unsigned  cell_buf1[CELLS_X * CELLS_Y];
unsigned  cell_buf2[CELLS_X * CELLS_Y];
unsigned *cells = cell_buf1;
unsigned *cells_prev = cell_buf2;

At the end of each frame when the command buffer has been filled by the application's code, we reset the hash grid to an initial state; that is, setting each cell's hash value to the initial value used by our hash function.

for (int i = 0; i < CELLS_X * CELLS_Y; i++) {
  cells[i] = HASH_INITIAL;

We then iterate the buffer of commands and for each one we hash the command itself. Each hash value for the cells of the hash grid which the command's rect overlaps would then be updated with the command's hash value:

Command *cmd = (void*)  command_buf;
Command *end = (void*) &command_buf[command_buf_idx];

while (cmd != end) {
  unsigned h = HASH_INITIAL;
  hash(&h, cmd, cmd->size);
  update_overlapping_cells(cmd->rect, h);
  cmd = (void*) (((char*) cmd) + cmd->size);

With the implementation of update_overlapping_cells:

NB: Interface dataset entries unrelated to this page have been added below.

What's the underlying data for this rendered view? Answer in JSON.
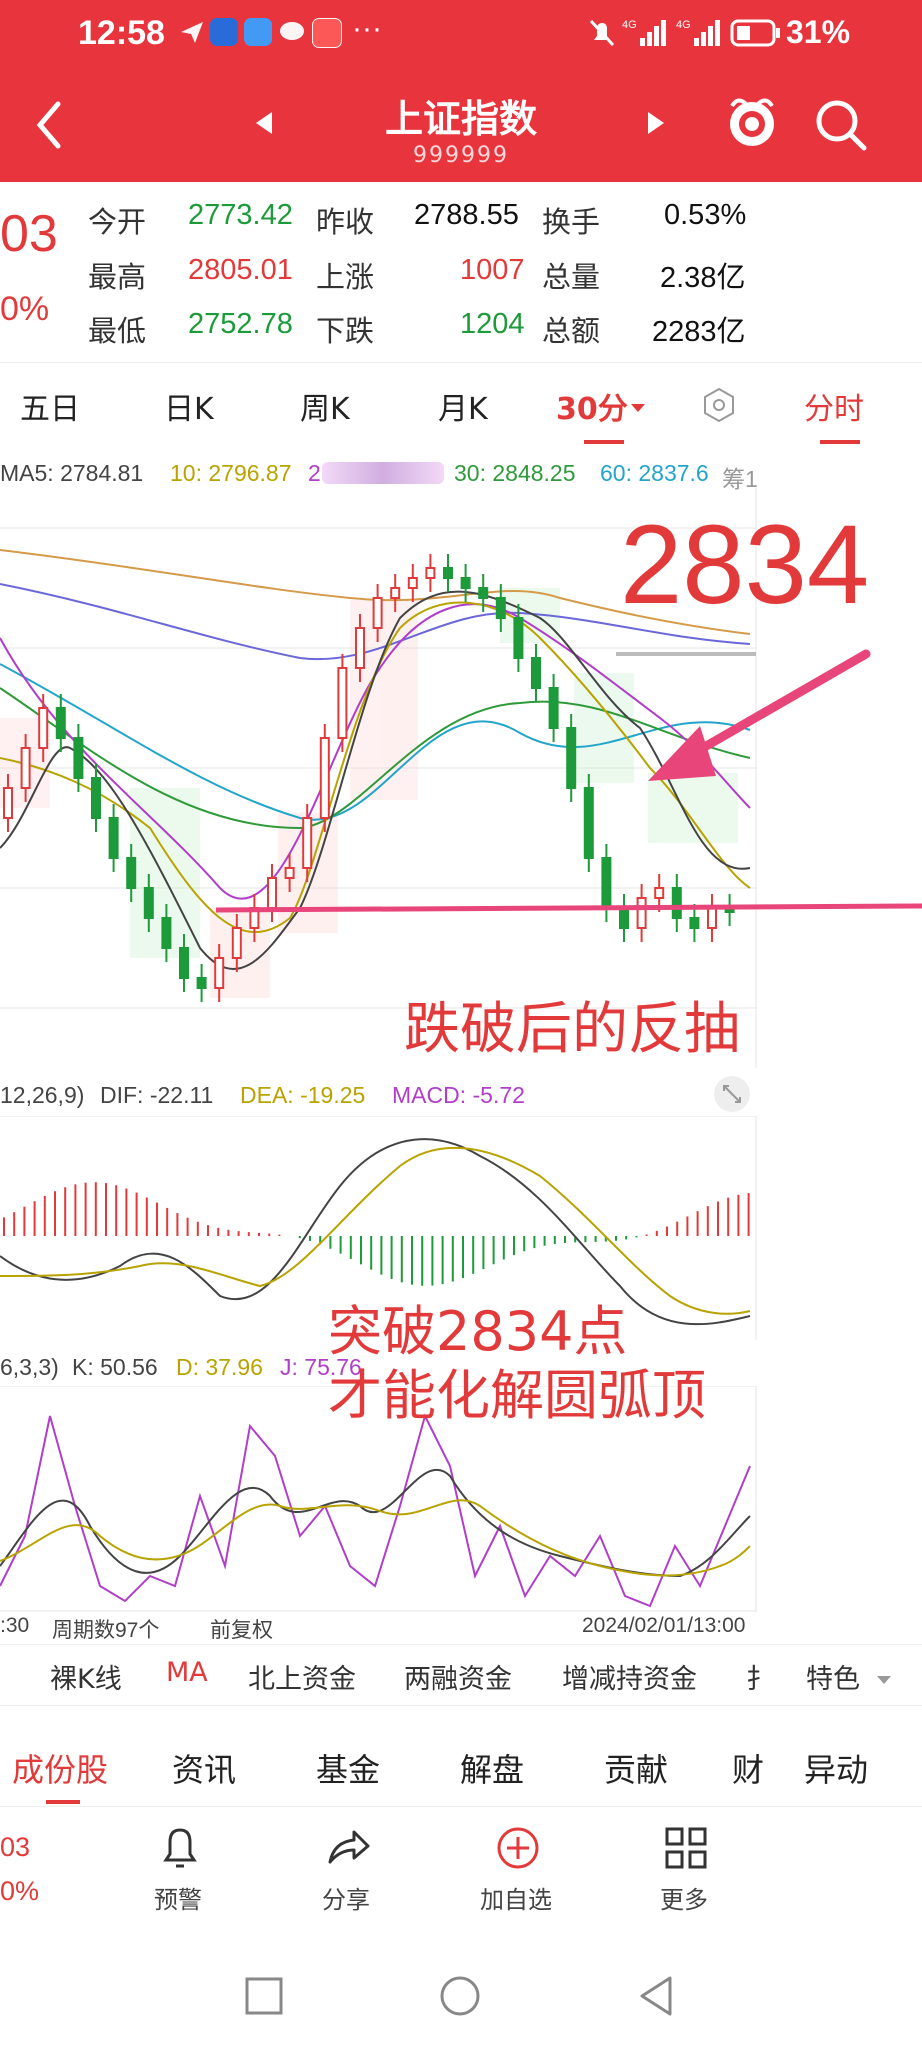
{
  "status_bar": {
    "time": "12:58",
    "battery": "31%"
  },
  "header": {
    "title": "上证指数",
    "code": "999999"
  },
  "price": {
    "partial_value": "03",
    "partial_pct": "0%"
  },
  "stats": {
    "jinkai_label": "今开",
    "jinkai": "2773.42",
    "zuoshou_label": "昨收",
    "zuoshou": "2788.55",
    "huanshou_label": "换手",
    "huanshou": "0.53%",
    "zuigao_label": "最高",
    "zuigao": "2805.01",
    "shangzhang_label": "上涨",
    "shangzhang": "1007",
    "zongliang_label": "总量",
    "zongliang": "2.38亿",
    "zuidi_label": "最低",
    "zuidi": "2752.78",
    "xiadie_label": "下跌",
    "xiadie": "1204",
    "zonge_label": "总额",
    "zonge": "2283亿"
  },
  "period_tabs": [
    "五日",
    "日K",
    "周K",
    "月K",
    "30分",
    "分时"
  ],
  "ma_legend": {
    "ma5": "MA5: 2784.81",
    "ma10": "10: 2796.87",
    "ma20": "2",
    "ma30": "30: 2848.25",
    "ma60": "60: 2837.6",
    "extra": "筹1"
  },
  "annotations": {
    "level": "2834",
    "rebound": "跌破后的反抽",
    "break1": "突破2834点",
    "break2": "才能化解圆弧顶"
  },
  "macd_legend": {
    "params": "12,26,9)",
    "dif": "DIF: -22.11",
    "dea": "DEA: -19.25",
    "macd": "MACD: -5.72"
  },
  "kdj_legend": {
    "params": "6,3,3)",
    "k": "K: 50.56",
    "d": "D: 37.96",
    "j": "J: 75.76"
  },
  "chart_footer": {
    "time_left": ":30",
    "periods": "周期数97个",
    "fuquan": "前复权",
    "datetime": "2024/02/01/13:00"
  },
  "indicator_tabs": [
    "裸K线",
    "MA",
    "北上资金",
    "两融资金",
    "增减持资金",
    "扌",
    "特色"
  ],
  "bottom_tabs": [
    "成份股",
    "资讯",
    "基金",
    "解盘",
    "贡献",
    "财",
    "异动"
  ],
  "mini_price": {
    "value": "03",
    "pct": "0%"
  },
  "actions": [
    "预警",
    "分享",
    "加自选",
    "更多"
  ],
  "colors": {
    "brand_red": "#e8343c",
    "up_red": "#e23a3a",
    "down_green": "#1d9a3a",
    "annotation_pink": "#e8457a"
  }
}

void update_overlapping_cells(Rect r, unsigned h) {
  int x1 = r.x / CELL_SIZE;
  int y1 = r.y / CELL_SIZE;
  int x2 = (r.x + r.w) / CELL_SIZE;
  int y2 = (r.y + r.h) / CELL_SIZE;
  for (int y = y1; y <= y2; y++) {
    for (int x = x1; x <= x2; x++) {
      hash(&cells[x + y * CELLS_X], &h, sizeof(h));


Once all the commands have been iterated the hash grid is complete. We then iterate each cell of the hash grid and compare it to the previous frame's value, if the cells differ we need to redraw the region of the screen that the cell represents.

For each changed region we set our renderer to clip to that region and iterate the draw commands again, for every command where the rect overlaps that cell we perform the command's draw operation:

for (int y = 0; y < CELLS_Y; y++) {
  for (int x = 0; x < CELLS_X; x++) {
    int idx = x + y * CELLS_X;
    if (cells[idx] != cells_prev[idx]) {
      Rect rect = { x * CELL_SIZE, y * CELL_SIZE, CELL_SIZE, CELL_SIZE };

As a simple optimisation each changed cell shouldn't draw immediately, but instead an effort should be made to merge the rectangle regions for adjacent cells into larger rectangle regions which are then redrawn.

Once we have finished redrawing the changed regions we swap the current frame's hash grid with the previous frame's (such that next frame we would be comparing with this frame's state) and reset the command buffer index to the start of the buffer:

unsigned *tmp = cells_prev;
cells_prev = cells;
cells = tmp;
command_buf_idx = 0;

Although the approach is aimed towards software rendering, it is not tied to it specifically and can be used to minimize redrawing when using hardware rendering; though it's questionable in reality how many situations would be improved by the approach when using hardware rendering.


The result of the approach means that rendering each frame is reduced to pushing a series of commands to a linear buffer and performing a fast hash function. For a typical UI most frames will result in nothing being redrawn, and most redraws will do so to only a small portion of the screen. Consider the difference in redrawing a transparent 512x512 rectangle which would require blending 262,144 pixels (1,048,576 bytes), versus hashing 180 bytes of data (the 40 byte command and 36 hash grid cells; note: the number of cells can be reduced by increasing the cell size if you're typically drawing larger elements). The more costly the drawing operation would have been the more benefit the approach yields.